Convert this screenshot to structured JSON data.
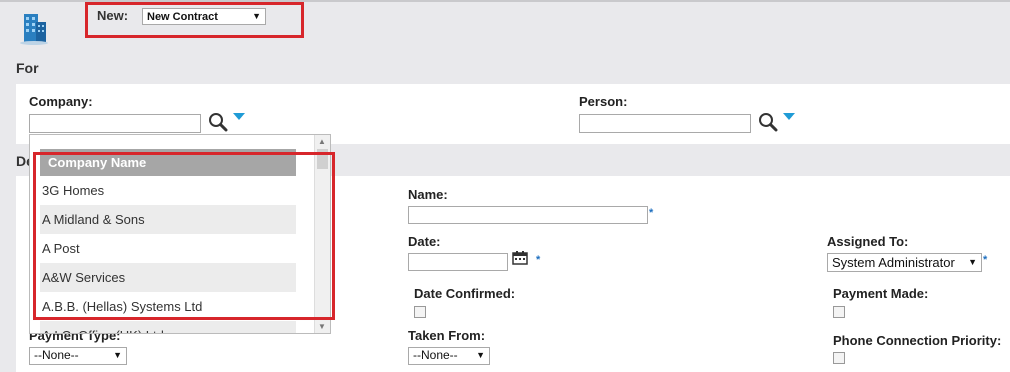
{
  "header": {
    "new_label": "New:",
    "new_select_value": "New Contract"
  },
  "for_section": {
    "title": "For",
    "company_label": "Company:",
    "person_label": "Person:"
  },
  "details_section": {
    "title": "De"
  },
  "form": {
    "name_label": "Name:",
    "date_label": "Date:",
    "assigned_to_label": "Assigned To:",
    "assigned_to_value": "System Administrator",
    "date_confirmed_label": "Date Confirmed:",
    "payment_made_label": "Payment Made:",
    "payment_type_label": "Payment Type:",
    "payment_type_value": "--None--",
    "taken_from_label": "Taken From:",
    "taken_from_value": "--None--",
    "phone_priority_label": "Phone Connection Priority:",
    "required_mark": "*"
  },
  "company_dropdown": {
    "header": "Company Name",
    "items": [
      "3G Homes",
      "A Midland & Sons",
      "A Post",
      "A&W Services",
      "A.B.B. (Hellas) Systems Ltd",
      "A.I.C. Office (UK) Ltd"
    ]
  },
  "colors": {
    "highlight_border": "#d7262b",
    "accent_triangle": "#1f9bd6"
  },
  "icons": {
    "app": "building-icon",
    "search": "magnifier-icon",
    "calendar": "calendar-icon"
  }
}
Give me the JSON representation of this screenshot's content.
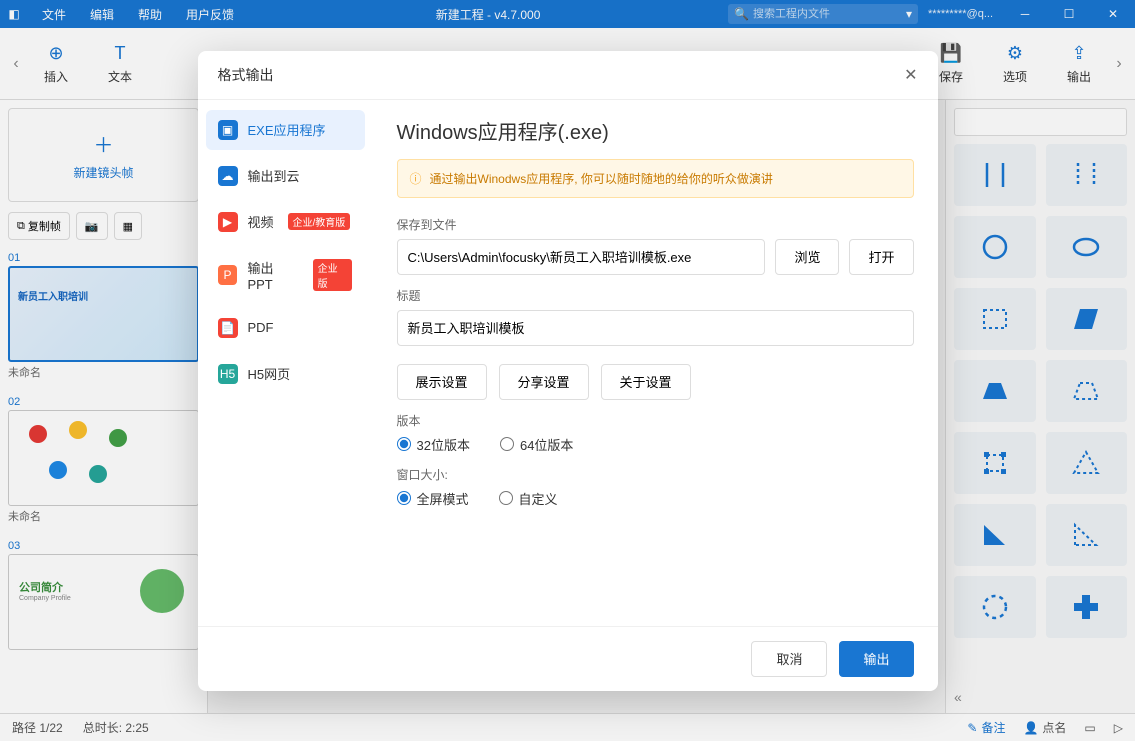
{
  "menu": {
    "file": "文件",
    "edit": "编辑",
    "help": "帮助",
    "feedback": "用户反馈"
  },
  "title": "新建工程 - v4.7.000",
  "search_placeholder": "搜索工程内文件",
  "user": "*********@q...",
  "toolbar": {
    "insert": "插入",
    "text": "文本",
    "save": "保存",
    "options": "选项",
    "output": "输出"
  },
  "left": {
    "newframe": "新建镜头帧",
    "copy": "复制帧",
    "slides": [
      {
        "num": "01",
        "cap": "未命名",
        "label": "新员工入职培训"
      },
      {
        "num": "02",
        "cap": "未命名",
        "label": ""
      },
      {
        "num": "03",
        "cap": "",
        "label": "公司简介",
        "sub": "Company Profile"
      }
    ]
  },
  "status": {
    "path": "路径 1/22",
    "duration": "总时长: 2:25",
    "notes": "备注",
    "click": "点名"
  },
  "dialog": {
    "title": "格式输出",
    "side": [
      {
        "label": "EXE应用程序",
        "color": "#1976d2",
        "active": true
      },
      {
        "label": "输出到云",
        "color": "#1976d2"
      },
      {
        "label": "视频",
        "color": "#f44336",
        "badge": "企业/教育版"
      },
      {
        "label": "输出PPT",
        "color": "#ff7043",
        "badge": "企业版"
      },
      {
        "label": "PDF",
        "color": "#f44336"
      },
      {
        "label": "H5网页",
        "color": "#26a69a"
      }
    ],
    "heading": "Windows应用程序(.exe)",
    "tip": "通过输出Winodws应用程序, 你可以随时随地的给你的听众做演讲",
    "save_label": "保存到文件",
    "save_value": "C:\\Users\\Admin\\focusky\\新员工入职培训模板.exe",
    "browse": "浏览",
    "open": "打开",
    "title_label": "标题",
    "title_value": "新员工入职培训模板",
    "settings": {
      "display": "展示设置",
      "share": "分享设置",
      "about": "关于设置"
    },
    "version_label": "版本",
    "v32": "32位版本",
    "v64": "64位版本",
    "window_label": "窗口大小:",
    "full": "全屏模式",
    "custom": "自定义",
    "cancel": "取消",
    "ok": "输出"
  }
}
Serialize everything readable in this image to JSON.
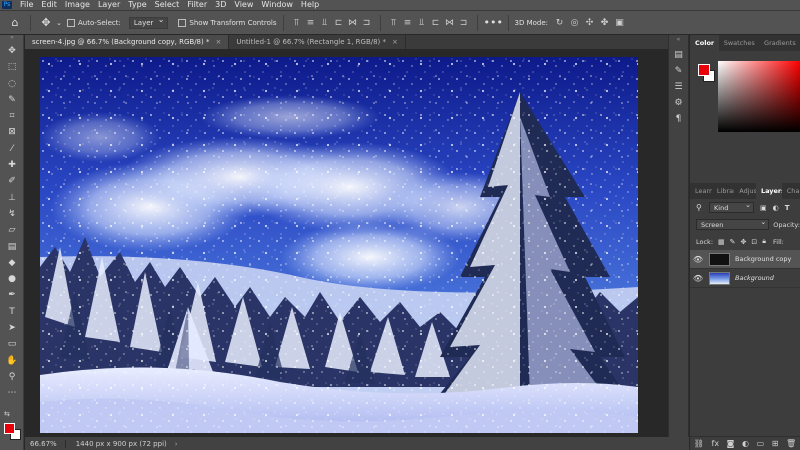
{
  "app": {
    "logo": "Ps"
  },
  "menu": [
    "File",
    "Edit",
    "Image",
    "Layer",
    "Type",
    "Select",
    "Filter",
    "3D",
    "View",
    "Window",
    "Help"
  ],
  "options": {
    "home_icon": "home-icon",
    "move_icon": "move-icon",
    "auto_select_label": "Auto-Select:",
    "auto_select_value": "Layer",
    "show_transform_label": "Show Transform Controls",
    "three_d_label": "3D Mode:"
  },
  "tabs": [
    {
      "label": "screen-4.jpg @ 66.7% (Background copy, RGB/8) *",
      "close": "×",
      "active": true
    },
    {
      "label": "Untitled-1 @ 66.7% (Rectangle 1, RGB/8) *",
      "close": "×",
      "active": false
    }
  ],
  "status": {
    "zoom": "66.67%",
    "dims": "1440 px x 900 px (72 ppi)",
    "chevron": "›"
  },
  "color_panel": {
    "tabs": [
      "Color",
      "Swatches",
      "Gradients"
    ],
    "foreground": "#e8000b",
    "background": "#ffffff"
  },
  "layers_panel": {
    "tabs": [
      "Learn",
      "Librar",
      "Adjus",
      "Layers",
      "Cha"
    ],
    "kind_label": "Kind",
    "blend_mode": "Screen",
    "opacity_label": "Opacity:",
    "lock_label": "Lock:",
    "fill_label": "Fill:",
    "layers": [
      {
        "name": "Background copy",
        "selected": true,
        "visible": true
      },
      {
        "name": "Background",
        "selected": false,
        "visible": true
      }
    ],
    "footer_fx": "fx"
  }
}
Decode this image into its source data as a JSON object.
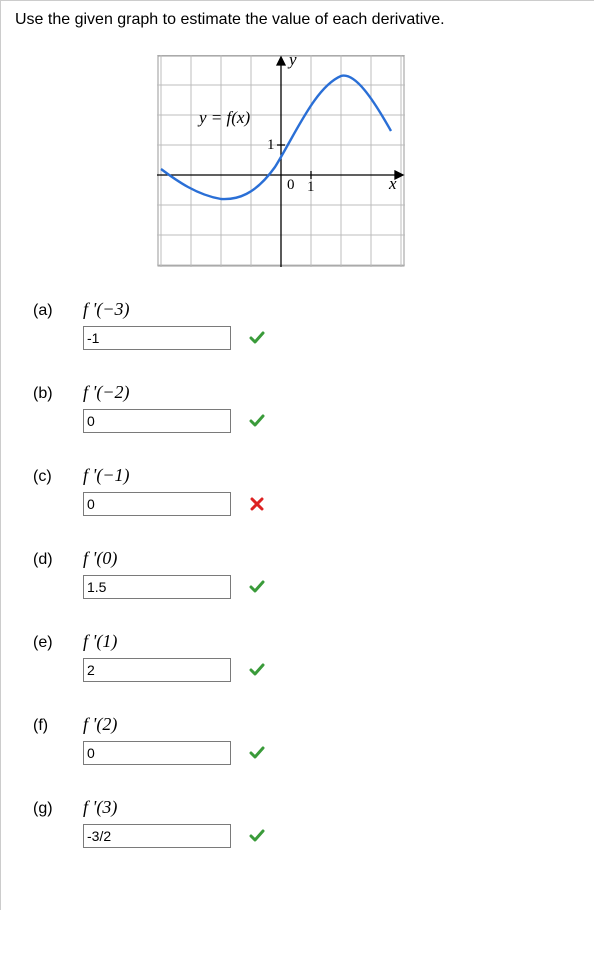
{
  "question_text": "Use the given graph to estimate the value of each derivative.",
  "graph": {
    "y_label": "y",
    "x_label": "x",
    "origin_label": "0",
    "x_tick": "1",
    "y_tick": "1",
    "curve_label": "y = f(x)"
  },
  "parts": [
    {
      "letter": "(a)",
      "prompt": "f '(−3)",
      "value": "-1",
      "mark": "correct"
    },
    {
      "letter": "(b)",
      "prompt": "f '(−2)",
      "value": "0",
      "mark": "correct"
    },
    {
      "letter": "(c)",
      "prompt": "f '(−1)",
      "value": "0",
      "mark": "incorrect"
    },
    {
      "letter": "(d)",
      "prompt": "f '(0)",
      "value": "1.5",
      "mark": "correct"
    },
    {
      "letter": "(e)",
      "prompt": "f '(1)",
      "value": "2",
      "mark": "correct"
    },
    {
      "letter": "(f)",
      "prompt": "f '(2)",
      "value": "0",
      "mark": "correct"
    },
    {
      "letter": "(g)",
      "prompt": "f '(3)",
      "value": "-3/2",
      "mark": "correct"
    }
  ],
  "icons": {
    "info": "info-icon",
    "correct": "check-icon",
    "incorrect": "x-icon"
  },
  "chart_data": {
    "type": "line",
    "title": "",
    "xlabel": "x",
    "ylabel": "y",
    "curve_label": "y = f(x)",
    "xlim": [
      -4,
      4
    ],
    "ylim": [
      -3,
      4
    ],
    "x": [
      -4,
      -3,
      -2,
      -1,
      0,
      1,
      2,
      3,
      4
    ],
    "y": [
      0.2,
      -0.4,
      -0.8,
      -0.4,
      0.4,
      2.1,
      3.3,
      2.3,
      1.4
    ],
    "derivative_estimates": [
      {
        "x": -3,
        "fprime": -1
      },
      {
        "x": -2,
        "fprime": 0
      },
      {
        "x": -1,
        "fprime": 1
      },
      {
        "x": 0,
        "fprime": 1.5
      },
      {
        "x": 1,
        "fprime": 2
      },
      {
        "x": 2,
        "fprime": 0
      },
      {
        "x": 3,
        "fprime": -1.5
      }
    ]
  }
}
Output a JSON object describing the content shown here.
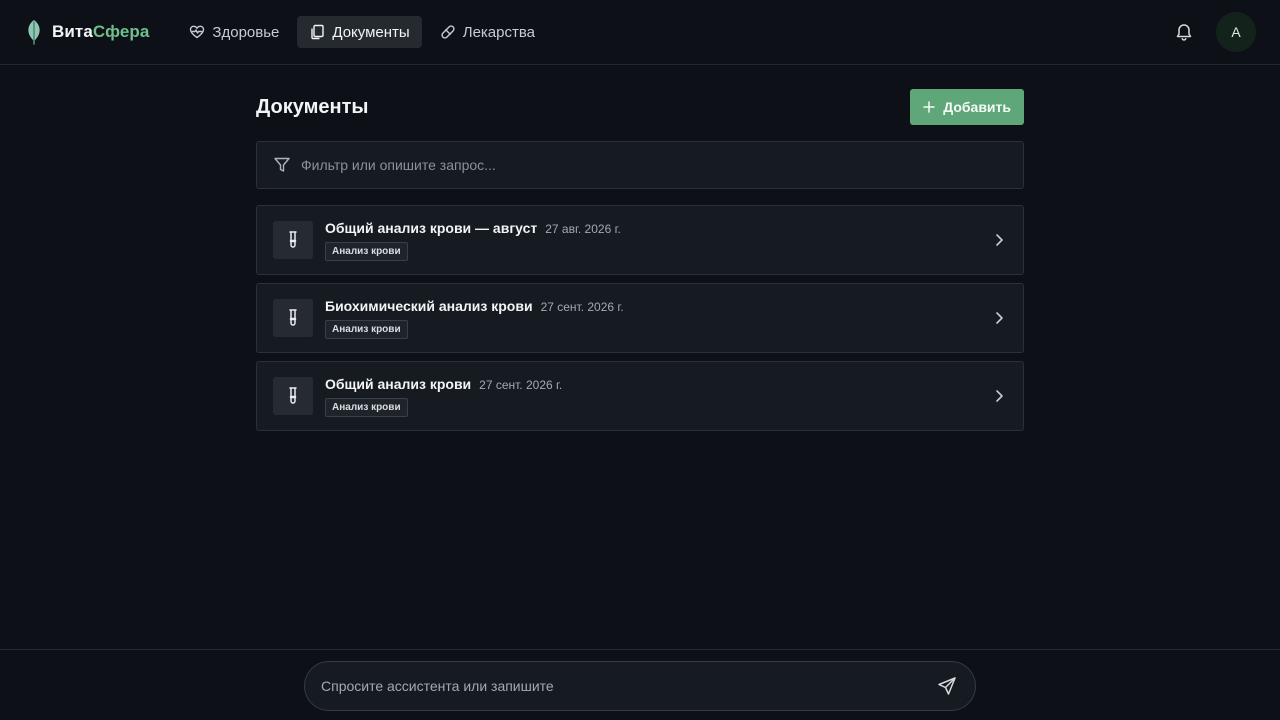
{
  "app": {
    "logo_part1": "Вита",
    "logo_part2": "Сфера"
  },
  "nav": {
    "items": [
      {
        "label": "Здоровье",
        "icon": "heart-pulse-icon",
        "active": false
      },
      {
        "label": "Документы",
        "icon": "documents-icon",
        "active": true
      },
      {
        "label": "Лекарства",
        "icon": "pill-icon",
        "active": false
      }
    ]
  },
  "user": {
    "avatar_initial": "А"
  },
  "page": {
    "title": "Документы",
    "add_button_label": "Добавить",
    "filter_placeholder": "Фильтр или опишите запрос..."
  },
  "documents": [
    {
      "title": "Общий анализ крови — август",
      "date": "27 авг. 2026 г.",
      "tag": "Анализ крови",
      "icon": "test-tube-icon"
    },
    {
      "title": "Биохимический анализ крови",
      "date": "27 сент. 2026 г.",
      "tag": "Анализ крови",
      "icon": "test-tube-icon"
    },
    {
      "title": "Общий анализ крови",
      "date": "27 сент. 2026 г.",
      "tag": "Анализ крови",
      "icon": "test-tube-icon"
    }
  ],
  "assistant": {
    "placeholder": "Спросите ассистента или запишите"
  },
  "colors": {
    "background": "#0d1117",
    "card": "#161b21",
    "accent": "#5fa679",
    "logo_accent": "#6fbf8b"
  }
}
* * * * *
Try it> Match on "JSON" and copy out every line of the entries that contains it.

Solution>
Convert this screenshot to structured JSON data.
Give me the JSON representation of this screenshot's content.
Serialize everything readable in this image to JSON.
Decode this image into its source data as a JSON object.
Output a JSON object describing the content shown here.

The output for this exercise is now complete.